The growth of unconventional gas is expanding globally with major implications for markets and prices.

That’s according to a report by the World Energy Council (WEC) which explains where and how fast shale revolution is taking place.

It added despite an “uncertain price environment”, shale production is not only influencing the US market but also China, Argentina and Algeria which have similar potential for the resource.

Mexico, Saudi Arabia, South Africa, Poland and Turkey are among those countries with “significant” potential for shale gas development, stated WEC.

That’s due to low oil prices which reached 12-year lows in January, a weakened demand in Asia and other structural shifts in the market that make operators realise the opportunities of shale gas.

WEC believes policymakers should establish laws that promote a liquid market and competition for security of supply and “alleviate uncertainty in the market”.

Christoph Frei, Secretary General at WEC said: “Already, the rapid growth in unconventional gas has significantly disrupted global trade flows. With concerns about affordability and security driving exploration into unconventional resources outside of North America, unconventional gas will continue to be a key factor in how the world energy market develops.

“In particular, continued growth in the US and Australia will significantly influence the balance of supply and demand with Argentina, China and Saudi Arabia emerging as unconventional gas producers out to 2020-2025.”

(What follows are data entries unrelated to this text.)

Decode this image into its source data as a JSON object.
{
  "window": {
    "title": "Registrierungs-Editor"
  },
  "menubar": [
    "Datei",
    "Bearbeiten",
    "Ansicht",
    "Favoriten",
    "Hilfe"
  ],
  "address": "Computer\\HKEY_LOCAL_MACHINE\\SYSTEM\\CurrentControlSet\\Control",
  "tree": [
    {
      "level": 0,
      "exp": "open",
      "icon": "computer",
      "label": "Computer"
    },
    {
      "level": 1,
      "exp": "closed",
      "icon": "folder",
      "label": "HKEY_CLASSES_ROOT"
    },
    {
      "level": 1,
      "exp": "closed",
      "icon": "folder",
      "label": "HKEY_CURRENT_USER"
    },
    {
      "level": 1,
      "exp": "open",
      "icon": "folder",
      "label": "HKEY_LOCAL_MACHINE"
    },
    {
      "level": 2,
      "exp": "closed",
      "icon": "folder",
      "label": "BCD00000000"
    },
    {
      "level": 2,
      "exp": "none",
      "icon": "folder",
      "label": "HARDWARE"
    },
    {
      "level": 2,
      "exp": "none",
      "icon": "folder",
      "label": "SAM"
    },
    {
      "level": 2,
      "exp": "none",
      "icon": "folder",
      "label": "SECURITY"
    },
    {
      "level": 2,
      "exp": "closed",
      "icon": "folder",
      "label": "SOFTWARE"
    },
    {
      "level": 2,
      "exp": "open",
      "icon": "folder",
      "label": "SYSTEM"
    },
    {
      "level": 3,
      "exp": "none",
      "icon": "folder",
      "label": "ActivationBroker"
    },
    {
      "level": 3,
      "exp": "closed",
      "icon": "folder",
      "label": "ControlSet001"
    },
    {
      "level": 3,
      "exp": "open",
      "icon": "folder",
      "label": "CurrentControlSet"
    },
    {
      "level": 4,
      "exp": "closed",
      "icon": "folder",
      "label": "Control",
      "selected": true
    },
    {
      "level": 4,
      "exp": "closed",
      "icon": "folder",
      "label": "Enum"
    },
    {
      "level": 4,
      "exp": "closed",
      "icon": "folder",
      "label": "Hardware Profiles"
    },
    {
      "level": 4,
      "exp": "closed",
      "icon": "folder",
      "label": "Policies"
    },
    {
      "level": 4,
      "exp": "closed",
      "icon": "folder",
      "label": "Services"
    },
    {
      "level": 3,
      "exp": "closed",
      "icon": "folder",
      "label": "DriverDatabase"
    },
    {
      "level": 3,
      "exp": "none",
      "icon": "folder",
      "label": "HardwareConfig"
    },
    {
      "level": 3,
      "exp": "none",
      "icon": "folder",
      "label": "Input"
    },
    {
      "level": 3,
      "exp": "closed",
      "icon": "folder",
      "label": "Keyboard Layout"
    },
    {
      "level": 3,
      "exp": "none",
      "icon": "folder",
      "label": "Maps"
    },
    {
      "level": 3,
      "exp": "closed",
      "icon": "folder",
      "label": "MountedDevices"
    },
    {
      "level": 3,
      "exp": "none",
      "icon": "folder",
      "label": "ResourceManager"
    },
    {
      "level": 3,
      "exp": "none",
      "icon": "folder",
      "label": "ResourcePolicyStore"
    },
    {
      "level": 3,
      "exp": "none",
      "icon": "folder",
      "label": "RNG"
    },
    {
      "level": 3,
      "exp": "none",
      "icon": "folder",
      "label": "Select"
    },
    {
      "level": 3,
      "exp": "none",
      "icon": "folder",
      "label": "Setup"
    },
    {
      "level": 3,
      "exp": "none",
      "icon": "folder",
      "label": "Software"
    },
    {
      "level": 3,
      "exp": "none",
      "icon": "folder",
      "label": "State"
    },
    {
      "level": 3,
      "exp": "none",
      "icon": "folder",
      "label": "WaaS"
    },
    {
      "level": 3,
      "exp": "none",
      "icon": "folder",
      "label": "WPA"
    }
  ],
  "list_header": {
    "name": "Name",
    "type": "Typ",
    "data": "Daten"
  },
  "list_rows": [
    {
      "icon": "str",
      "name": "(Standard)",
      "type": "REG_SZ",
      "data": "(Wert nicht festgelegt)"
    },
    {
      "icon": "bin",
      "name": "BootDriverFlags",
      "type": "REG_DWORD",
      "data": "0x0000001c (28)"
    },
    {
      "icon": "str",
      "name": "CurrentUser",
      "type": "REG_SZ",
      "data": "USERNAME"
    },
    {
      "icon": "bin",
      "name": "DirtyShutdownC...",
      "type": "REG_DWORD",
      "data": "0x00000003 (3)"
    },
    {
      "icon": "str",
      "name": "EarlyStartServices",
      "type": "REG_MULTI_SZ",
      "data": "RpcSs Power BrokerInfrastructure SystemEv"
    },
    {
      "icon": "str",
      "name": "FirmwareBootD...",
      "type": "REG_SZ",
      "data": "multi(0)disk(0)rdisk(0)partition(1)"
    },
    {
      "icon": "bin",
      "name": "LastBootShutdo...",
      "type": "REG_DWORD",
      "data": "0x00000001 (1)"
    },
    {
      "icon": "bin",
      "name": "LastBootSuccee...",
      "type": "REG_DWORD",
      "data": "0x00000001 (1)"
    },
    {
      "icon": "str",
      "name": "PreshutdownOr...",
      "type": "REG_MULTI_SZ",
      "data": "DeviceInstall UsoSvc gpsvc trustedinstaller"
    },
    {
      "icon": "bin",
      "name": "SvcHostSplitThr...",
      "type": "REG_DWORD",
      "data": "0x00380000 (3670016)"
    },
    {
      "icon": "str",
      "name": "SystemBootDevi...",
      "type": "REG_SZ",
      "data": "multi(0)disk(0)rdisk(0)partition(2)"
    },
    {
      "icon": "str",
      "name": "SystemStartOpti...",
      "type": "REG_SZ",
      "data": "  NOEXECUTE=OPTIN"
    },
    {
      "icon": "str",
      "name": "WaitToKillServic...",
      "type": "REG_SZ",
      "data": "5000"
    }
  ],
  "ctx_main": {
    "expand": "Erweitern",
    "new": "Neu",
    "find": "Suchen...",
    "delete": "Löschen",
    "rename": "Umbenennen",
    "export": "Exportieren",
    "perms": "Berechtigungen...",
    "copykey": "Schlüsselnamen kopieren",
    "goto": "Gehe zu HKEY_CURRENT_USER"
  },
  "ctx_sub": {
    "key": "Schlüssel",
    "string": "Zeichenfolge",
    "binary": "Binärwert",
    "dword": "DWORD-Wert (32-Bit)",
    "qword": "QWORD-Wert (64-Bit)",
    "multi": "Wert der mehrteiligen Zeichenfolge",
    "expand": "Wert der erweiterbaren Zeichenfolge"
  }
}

Global shale gas production will double in the next two decades, according to BP’s Energy Outlook.